> [Exercise]:
Pull each line containing "Israel" out of the data and copy it.

Items from an interface collection:
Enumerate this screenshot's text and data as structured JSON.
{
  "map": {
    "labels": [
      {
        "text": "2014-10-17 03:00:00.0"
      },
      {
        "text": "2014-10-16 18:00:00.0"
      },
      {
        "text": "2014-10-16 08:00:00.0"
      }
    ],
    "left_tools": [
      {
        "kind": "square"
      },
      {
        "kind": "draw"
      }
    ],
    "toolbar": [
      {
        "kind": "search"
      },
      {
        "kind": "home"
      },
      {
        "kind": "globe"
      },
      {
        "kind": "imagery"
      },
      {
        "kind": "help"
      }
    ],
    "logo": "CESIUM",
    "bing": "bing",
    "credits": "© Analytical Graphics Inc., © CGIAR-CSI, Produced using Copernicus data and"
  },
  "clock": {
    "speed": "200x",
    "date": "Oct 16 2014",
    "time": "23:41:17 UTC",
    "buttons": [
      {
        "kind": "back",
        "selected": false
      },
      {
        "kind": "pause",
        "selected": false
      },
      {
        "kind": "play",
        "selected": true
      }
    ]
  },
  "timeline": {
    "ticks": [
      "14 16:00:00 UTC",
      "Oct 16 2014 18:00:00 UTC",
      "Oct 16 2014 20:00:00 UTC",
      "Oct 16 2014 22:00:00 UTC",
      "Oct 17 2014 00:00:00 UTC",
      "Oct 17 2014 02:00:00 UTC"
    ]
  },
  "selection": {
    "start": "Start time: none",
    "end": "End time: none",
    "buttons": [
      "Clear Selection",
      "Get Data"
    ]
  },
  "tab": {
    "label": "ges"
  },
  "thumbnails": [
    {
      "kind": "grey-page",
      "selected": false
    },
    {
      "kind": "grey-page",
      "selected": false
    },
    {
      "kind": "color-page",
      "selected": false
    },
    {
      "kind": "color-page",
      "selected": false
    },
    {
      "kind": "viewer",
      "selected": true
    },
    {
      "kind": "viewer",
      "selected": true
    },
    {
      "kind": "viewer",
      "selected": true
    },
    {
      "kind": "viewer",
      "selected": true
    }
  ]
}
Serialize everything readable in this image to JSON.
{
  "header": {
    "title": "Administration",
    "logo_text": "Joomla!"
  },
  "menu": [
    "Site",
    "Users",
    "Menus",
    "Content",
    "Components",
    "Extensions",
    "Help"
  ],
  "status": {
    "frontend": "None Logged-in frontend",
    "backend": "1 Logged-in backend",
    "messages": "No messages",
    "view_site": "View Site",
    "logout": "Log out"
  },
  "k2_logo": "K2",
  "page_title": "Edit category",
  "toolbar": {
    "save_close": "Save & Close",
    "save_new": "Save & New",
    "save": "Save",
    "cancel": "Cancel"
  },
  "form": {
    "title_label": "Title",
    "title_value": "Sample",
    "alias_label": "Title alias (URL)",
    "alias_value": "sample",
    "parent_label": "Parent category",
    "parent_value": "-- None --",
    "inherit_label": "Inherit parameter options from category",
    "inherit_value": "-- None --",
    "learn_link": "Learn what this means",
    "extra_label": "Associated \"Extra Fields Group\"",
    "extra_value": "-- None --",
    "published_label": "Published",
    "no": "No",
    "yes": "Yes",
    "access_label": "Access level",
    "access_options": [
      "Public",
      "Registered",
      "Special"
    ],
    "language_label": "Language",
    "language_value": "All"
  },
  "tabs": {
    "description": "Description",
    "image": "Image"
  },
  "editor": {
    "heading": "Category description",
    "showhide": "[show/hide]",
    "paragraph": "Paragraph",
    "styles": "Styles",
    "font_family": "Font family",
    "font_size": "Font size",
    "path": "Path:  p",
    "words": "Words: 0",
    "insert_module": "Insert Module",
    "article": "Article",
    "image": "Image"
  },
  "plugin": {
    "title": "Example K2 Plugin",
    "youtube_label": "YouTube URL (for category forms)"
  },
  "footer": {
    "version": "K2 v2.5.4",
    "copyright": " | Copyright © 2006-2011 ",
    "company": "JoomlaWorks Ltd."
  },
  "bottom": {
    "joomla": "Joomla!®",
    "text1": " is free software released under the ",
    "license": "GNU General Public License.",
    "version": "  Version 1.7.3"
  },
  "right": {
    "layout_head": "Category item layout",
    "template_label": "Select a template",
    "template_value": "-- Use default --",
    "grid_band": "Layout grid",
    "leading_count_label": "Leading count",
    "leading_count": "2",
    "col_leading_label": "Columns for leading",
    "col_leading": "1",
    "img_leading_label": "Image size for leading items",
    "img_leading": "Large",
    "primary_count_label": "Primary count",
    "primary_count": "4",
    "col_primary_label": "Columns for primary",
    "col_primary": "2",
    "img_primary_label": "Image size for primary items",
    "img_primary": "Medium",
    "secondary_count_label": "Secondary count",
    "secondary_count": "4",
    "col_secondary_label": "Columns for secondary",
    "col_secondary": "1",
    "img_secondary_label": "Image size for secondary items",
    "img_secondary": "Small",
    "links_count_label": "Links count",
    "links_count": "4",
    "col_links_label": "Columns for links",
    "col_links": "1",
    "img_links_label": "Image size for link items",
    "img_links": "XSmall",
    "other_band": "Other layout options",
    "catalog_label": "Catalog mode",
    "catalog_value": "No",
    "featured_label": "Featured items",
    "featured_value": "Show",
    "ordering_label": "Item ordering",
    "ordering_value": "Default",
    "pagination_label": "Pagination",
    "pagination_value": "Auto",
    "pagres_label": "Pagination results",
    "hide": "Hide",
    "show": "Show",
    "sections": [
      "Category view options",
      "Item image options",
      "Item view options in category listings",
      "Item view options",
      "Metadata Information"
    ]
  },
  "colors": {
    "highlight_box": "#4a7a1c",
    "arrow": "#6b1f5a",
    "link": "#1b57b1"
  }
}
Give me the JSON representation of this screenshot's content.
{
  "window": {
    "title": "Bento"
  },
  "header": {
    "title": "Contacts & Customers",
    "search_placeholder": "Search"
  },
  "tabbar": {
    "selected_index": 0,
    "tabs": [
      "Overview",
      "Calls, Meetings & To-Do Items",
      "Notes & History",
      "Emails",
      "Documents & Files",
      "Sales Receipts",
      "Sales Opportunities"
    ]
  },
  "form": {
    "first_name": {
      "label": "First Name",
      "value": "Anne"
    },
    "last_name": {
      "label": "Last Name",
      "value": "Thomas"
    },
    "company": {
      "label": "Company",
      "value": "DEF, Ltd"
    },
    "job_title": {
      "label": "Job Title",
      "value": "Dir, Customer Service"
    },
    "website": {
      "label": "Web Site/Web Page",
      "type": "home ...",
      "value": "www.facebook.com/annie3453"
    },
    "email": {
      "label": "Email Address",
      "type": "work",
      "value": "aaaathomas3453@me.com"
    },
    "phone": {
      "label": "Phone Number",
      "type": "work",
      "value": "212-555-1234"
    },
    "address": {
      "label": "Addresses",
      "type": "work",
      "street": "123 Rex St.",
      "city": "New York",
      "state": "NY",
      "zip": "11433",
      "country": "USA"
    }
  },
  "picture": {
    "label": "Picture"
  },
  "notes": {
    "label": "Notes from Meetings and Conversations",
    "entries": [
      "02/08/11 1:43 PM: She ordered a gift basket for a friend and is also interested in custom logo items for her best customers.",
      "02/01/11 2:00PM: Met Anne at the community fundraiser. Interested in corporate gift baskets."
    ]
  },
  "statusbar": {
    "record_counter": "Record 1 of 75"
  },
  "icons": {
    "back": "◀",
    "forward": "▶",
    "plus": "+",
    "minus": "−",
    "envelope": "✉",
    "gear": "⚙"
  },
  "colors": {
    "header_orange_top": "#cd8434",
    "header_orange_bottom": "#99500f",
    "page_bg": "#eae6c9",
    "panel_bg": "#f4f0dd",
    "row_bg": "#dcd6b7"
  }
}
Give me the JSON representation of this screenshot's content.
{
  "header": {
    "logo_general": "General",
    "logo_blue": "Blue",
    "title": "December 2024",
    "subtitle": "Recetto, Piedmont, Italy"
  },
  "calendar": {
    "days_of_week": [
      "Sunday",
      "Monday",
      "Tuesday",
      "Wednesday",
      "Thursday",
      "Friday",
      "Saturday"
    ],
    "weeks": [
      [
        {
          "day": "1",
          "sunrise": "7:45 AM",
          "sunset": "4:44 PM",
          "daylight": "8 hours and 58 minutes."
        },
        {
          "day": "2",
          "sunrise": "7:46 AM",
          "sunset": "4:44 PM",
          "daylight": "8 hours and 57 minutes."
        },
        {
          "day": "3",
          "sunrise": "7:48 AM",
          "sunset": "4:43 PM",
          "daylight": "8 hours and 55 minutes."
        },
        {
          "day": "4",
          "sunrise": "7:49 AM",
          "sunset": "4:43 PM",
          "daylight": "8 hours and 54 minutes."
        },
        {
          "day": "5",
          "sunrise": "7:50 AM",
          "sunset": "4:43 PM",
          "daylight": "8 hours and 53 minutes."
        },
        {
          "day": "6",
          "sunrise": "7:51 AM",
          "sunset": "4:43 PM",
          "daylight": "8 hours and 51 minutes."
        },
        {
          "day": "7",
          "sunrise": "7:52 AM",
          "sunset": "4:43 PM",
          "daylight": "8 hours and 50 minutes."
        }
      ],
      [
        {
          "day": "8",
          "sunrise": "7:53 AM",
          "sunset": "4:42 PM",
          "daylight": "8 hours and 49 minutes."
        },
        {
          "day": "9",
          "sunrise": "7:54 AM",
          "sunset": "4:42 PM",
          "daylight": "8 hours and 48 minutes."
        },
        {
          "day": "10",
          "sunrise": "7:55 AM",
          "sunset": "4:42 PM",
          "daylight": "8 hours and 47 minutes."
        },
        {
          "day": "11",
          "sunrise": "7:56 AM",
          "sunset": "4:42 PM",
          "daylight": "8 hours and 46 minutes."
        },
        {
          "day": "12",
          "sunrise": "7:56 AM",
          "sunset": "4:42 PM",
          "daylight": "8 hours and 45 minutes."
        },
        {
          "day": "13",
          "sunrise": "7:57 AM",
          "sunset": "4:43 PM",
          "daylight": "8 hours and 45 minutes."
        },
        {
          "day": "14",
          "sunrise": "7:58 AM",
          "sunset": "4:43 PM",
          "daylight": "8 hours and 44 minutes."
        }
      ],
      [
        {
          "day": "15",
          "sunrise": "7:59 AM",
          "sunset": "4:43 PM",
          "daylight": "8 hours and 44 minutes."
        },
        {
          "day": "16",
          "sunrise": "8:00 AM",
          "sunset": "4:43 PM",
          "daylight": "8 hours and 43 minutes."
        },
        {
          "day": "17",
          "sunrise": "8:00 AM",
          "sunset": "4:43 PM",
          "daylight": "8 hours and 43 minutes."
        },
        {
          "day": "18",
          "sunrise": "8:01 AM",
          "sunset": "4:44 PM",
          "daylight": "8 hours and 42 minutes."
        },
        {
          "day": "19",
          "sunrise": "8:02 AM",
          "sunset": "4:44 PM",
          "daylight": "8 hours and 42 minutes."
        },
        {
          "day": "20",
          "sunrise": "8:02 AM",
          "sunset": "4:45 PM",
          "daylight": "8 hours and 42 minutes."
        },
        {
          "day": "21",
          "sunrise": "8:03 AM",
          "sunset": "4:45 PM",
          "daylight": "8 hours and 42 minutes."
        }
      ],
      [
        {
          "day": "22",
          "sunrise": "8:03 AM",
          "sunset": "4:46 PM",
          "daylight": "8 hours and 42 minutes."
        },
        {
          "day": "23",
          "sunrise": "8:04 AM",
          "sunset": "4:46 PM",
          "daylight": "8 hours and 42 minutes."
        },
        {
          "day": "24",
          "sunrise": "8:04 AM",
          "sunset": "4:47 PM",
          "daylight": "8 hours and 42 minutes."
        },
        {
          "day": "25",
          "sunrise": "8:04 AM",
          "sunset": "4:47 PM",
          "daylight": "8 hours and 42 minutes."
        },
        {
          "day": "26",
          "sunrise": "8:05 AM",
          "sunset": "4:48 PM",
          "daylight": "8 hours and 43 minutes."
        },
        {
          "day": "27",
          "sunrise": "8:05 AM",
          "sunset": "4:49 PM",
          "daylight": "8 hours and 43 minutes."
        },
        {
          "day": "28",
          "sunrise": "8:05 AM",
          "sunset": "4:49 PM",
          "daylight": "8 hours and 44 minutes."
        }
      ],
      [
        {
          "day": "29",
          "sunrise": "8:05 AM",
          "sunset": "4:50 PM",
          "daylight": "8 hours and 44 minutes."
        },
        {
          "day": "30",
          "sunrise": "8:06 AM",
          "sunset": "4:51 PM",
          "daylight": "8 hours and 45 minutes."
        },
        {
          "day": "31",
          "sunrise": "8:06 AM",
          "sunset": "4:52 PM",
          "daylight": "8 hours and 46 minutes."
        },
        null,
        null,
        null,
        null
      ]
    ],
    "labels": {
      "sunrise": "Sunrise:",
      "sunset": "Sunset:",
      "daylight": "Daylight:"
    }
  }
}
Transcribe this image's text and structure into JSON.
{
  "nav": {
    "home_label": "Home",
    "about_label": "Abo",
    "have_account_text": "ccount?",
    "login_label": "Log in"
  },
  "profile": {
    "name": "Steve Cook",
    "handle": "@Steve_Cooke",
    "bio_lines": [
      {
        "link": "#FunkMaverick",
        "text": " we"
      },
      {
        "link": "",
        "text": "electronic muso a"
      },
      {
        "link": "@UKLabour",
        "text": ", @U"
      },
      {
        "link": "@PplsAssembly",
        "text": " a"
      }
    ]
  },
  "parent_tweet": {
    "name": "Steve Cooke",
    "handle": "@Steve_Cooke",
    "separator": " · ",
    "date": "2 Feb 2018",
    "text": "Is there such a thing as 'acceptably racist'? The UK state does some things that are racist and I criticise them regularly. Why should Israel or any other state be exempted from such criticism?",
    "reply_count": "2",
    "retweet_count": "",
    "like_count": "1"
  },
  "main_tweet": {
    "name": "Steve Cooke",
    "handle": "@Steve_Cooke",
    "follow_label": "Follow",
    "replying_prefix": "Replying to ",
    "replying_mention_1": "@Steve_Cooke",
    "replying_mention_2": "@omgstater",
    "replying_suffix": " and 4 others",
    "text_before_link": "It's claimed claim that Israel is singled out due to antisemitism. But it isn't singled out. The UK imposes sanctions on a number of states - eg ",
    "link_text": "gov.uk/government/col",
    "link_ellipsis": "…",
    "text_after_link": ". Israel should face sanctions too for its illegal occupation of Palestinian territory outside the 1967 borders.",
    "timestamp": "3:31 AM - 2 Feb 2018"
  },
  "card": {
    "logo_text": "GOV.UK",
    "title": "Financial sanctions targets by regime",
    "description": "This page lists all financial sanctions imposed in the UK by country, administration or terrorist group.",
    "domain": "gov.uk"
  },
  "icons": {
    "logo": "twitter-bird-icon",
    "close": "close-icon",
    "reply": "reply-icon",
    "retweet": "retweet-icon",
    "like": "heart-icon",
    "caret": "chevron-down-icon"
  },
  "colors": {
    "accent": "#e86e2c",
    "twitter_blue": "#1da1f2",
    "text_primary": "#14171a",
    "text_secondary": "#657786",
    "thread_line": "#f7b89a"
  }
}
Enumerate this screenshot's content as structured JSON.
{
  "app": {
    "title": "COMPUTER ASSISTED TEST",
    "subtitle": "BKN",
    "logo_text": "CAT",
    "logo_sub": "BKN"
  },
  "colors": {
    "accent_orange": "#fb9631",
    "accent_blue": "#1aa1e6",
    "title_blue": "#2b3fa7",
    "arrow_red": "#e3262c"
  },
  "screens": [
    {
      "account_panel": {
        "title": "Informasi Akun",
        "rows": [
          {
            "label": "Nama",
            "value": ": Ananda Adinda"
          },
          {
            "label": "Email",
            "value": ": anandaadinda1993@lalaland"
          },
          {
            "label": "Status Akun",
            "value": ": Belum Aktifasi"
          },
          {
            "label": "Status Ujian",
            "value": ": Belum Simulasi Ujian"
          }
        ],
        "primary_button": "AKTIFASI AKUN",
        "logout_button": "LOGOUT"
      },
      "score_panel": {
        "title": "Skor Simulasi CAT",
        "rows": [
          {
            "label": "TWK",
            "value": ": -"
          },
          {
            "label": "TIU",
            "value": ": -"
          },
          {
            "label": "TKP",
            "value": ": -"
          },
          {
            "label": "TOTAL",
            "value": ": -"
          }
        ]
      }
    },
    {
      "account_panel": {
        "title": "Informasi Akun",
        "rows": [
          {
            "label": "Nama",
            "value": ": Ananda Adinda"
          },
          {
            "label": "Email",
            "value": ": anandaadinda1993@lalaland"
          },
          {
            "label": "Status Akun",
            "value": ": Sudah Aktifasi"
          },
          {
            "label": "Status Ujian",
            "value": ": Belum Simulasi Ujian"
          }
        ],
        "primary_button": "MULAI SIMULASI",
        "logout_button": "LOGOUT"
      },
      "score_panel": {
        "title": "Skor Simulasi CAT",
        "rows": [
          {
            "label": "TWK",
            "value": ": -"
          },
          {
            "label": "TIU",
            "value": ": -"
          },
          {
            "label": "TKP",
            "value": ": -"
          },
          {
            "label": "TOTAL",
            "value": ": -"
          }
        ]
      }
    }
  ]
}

> [Output]:
    "text": "Is there such a thing as 'acceptably racist'? The UK state does some things that are racist and I criticise them regularly. Why should Israel or any other state be exempted from such criticism?",
    "text_before_link": "It's claimed claim that Israel is singled out due to antisemitism. But it isn't singled out. The UK imposes sanctions on a number of states - eg ",
    "text_after_link": ". Israel should face sanctions too for its illegal occupation of Palestinian territory outside the 1967 borders.",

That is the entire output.